According to GLSEN's report, schools are pretty unfriendly places for LGBT youth. Of the more than 8,000 LGBT middle and high school students surveyed, 71 percent have heard "gay" used in a negative way "frequently or often" at school, and 65 percent report other homophobic slurs are used with similar frequency. 57 percent have heard negative remarks about gender expression frequently or often, with a third also routinely exposed to transphobic slurs. Over half report hearing homophobic or transphobic language from teachers or school officials.
And, even worse, 74 percent of LGBT youth report being verbally harassed due to their sexual orientation in the past year. Over a third were physically harassed, and 16 percent were physically assaulted. Rates of harassment and assault based on gender expression are somewhat lower, but still unacceptably high. And over 60 percent of students who reported such incidents to school officials say that the staff did nothing about it.
In fact, many LGBT students also face active discrimination from their schools. Students report everything from being prohibited from forming a Gay Straight Alliance to having their clothes and gender expression policed by school staff to being disciplined for public displays of affection that were not disciplined among non-LGBT students. Around 1 in 6 students even report being prohibited from writing or talking about LGBT topics.

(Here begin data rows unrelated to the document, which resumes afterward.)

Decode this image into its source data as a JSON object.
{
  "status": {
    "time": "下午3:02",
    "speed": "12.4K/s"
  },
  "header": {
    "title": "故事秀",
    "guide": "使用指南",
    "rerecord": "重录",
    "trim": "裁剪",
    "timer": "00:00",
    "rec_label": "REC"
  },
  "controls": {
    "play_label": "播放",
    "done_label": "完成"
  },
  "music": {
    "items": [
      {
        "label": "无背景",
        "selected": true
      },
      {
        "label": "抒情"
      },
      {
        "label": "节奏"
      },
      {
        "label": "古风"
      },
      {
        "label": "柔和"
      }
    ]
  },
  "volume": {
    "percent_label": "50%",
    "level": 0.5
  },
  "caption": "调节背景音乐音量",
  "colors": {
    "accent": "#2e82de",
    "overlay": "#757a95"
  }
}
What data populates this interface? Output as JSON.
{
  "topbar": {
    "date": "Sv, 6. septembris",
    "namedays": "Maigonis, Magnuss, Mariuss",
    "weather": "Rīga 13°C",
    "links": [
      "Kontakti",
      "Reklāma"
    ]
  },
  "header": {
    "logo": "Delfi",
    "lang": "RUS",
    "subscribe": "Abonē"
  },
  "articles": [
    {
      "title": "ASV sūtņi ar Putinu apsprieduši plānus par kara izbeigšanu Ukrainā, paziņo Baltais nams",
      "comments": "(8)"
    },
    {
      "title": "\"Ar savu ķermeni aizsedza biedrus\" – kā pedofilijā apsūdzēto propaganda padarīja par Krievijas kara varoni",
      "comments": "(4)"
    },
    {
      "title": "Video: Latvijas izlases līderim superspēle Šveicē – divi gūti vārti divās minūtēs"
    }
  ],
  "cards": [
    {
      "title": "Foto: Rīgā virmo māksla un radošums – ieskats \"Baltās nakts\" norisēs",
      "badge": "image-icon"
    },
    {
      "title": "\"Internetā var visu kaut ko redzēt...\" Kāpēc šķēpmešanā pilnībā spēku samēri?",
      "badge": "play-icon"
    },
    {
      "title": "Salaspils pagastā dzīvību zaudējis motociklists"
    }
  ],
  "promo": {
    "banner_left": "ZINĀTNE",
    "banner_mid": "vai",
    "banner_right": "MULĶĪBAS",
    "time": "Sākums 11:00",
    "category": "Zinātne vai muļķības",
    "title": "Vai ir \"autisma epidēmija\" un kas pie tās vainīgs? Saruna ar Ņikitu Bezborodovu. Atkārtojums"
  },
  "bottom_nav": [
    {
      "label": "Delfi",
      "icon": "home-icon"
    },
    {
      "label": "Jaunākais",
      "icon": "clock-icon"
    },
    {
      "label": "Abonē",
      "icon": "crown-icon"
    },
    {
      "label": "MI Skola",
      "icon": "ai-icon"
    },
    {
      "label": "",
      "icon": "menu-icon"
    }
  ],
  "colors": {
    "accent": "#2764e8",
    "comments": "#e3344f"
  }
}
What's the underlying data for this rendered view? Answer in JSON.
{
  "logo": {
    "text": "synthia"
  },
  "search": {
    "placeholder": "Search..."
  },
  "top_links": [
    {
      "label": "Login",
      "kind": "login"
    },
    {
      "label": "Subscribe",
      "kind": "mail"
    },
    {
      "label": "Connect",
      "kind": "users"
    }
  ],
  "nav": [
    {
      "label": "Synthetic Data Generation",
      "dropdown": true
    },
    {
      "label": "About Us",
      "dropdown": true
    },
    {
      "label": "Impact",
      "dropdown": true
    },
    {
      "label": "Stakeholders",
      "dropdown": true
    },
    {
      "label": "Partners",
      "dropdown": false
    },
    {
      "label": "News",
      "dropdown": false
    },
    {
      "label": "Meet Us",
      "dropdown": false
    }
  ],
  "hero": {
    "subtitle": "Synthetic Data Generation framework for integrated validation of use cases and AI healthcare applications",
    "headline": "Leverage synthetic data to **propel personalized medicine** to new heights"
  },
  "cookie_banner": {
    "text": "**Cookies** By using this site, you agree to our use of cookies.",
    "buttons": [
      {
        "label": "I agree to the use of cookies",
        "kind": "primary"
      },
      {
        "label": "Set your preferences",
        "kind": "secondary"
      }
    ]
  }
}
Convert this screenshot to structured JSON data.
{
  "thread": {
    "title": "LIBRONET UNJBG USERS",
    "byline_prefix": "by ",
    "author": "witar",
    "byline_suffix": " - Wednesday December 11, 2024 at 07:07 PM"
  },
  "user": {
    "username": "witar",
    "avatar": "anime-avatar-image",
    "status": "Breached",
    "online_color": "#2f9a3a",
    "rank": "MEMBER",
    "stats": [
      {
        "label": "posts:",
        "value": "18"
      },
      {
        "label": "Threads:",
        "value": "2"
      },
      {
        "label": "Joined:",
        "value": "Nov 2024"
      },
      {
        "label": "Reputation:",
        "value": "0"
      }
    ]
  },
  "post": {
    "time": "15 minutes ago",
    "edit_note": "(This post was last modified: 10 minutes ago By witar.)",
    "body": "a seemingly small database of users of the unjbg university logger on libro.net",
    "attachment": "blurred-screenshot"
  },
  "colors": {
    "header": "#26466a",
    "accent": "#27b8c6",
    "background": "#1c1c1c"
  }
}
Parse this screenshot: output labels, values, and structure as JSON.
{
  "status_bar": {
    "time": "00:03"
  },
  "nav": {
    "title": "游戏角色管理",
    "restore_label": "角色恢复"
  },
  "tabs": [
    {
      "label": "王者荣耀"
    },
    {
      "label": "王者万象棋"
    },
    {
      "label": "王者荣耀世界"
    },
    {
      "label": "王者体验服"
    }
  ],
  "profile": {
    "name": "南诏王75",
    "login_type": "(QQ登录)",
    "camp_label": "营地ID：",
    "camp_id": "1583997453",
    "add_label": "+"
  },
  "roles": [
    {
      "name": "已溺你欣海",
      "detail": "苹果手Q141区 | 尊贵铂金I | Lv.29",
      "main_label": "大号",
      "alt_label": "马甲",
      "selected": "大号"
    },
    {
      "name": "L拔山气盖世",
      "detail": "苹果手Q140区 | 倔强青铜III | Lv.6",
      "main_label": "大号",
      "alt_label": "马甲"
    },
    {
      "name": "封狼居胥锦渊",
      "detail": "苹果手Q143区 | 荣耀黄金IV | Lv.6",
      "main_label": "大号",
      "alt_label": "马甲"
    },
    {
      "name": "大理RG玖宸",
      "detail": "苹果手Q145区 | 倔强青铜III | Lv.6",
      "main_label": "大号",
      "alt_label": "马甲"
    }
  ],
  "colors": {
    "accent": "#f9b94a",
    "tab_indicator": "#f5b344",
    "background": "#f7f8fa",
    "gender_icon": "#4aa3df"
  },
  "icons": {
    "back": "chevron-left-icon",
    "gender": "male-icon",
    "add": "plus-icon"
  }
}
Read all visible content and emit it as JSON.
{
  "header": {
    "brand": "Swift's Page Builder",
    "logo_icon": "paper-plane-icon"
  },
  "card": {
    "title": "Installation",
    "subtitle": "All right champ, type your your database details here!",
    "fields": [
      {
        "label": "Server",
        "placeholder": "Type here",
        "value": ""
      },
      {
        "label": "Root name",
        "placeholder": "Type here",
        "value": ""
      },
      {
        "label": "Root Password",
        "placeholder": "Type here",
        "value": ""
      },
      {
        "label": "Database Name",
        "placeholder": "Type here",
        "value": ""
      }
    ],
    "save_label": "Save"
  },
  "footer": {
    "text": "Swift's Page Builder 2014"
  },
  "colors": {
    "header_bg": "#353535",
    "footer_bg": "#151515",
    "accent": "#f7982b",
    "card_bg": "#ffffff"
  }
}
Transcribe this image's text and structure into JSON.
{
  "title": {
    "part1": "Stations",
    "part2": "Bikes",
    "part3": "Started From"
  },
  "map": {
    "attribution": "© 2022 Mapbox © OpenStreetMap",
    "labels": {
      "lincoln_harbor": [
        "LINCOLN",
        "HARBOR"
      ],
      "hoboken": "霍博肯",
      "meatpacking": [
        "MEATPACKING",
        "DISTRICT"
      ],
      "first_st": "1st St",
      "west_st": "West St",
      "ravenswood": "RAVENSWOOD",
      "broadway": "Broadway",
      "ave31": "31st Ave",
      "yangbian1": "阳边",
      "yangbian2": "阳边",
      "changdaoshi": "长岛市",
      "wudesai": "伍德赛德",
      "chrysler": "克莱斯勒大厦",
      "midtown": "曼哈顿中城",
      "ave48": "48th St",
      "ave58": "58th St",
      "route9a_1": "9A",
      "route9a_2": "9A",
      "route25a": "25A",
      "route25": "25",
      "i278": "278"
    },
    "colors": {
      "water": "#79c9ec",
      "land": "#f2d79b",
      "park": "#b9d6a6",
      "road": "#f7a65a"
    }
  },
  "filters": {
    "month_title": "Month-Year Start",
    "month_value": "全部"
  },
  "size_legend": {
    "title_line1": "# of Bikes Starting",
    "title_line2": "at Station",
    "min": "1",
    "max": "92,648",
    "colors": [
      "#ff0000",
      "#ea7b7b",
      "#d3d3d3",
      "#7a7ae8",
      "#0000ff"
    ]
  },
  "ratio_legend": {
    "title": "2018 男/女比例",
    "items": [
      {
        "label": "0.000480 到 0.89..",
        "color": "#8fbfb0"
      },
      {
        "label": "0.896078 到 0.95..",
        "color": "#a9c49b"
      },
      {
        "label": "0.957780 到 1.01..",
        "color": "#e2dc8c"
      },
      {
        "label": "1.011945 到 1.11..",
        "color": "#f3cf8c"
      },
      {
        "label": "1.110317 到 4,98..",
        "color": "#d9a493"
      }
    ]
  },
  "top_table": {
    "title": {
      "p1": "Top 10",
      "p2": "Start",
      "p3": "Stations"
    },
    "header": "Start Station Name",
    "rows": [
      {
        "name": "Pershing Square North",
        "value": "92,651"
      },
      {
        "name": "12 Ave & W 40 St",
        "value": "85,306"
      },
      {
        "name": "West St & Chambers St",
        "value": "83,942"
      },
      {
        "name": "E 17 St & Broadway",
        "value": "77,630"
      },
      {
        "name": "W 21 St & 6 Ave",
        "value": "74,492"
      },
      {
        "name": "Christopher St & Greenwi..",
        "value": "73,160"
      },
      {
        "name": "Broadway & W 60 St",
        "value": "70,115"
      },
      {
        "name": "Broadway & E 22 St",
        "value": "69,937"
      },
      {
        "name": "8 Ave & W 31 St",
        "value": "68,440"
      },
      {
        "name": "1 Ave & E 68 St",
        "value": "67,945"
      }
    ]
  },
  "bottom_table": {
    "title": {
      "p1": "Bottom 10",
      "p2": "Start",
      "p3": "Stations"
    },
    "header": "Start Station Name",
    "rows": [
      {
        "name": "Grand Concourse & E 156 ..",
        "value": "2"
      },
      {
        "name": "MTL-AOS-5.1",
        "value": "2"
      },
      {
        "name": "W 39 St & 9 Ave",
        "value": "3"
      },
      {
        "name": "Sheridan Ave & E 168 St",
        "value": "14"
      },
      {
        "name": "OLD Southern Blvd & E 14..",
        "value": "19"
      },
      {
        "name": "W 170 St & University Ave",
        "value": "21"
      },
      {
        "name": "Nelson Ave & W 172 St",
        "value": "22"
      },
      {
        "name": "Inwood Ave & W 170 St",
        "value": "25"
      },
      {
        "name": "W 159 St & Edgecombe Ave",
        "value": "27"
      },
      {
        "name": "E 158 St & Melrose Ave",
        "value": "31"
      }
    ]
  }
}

And that has very real, very negative consequences, as GLSEN points out in their video about the report's findings.
"Schools are supposed to be where our children can grow academically and as individuals,” said the co-chair of GLSEN San Diego, Chet Sewell. “That cannot happen in a hostile environment. The good news is we know what works, including school personnel that are supportive of LGBT youth, student-led Gay-Straight Alliances, and a curriculum that includes accurate and positive information about LGBT people, history and events.”
So how long before more than half of LGBT students have access to a Gay-Straight Alliance? How long until more than just 18 percent of students learn anything positive about LGBT people and history? How long before students have more than one or two supportive faculty members?
Who knows, but lets hope we get there soon.
For more info, including a state-by-state break down that can show you how your state specifically is doing when it comes to supporting LGBT youth, check out GLSEN's website or check out the full report.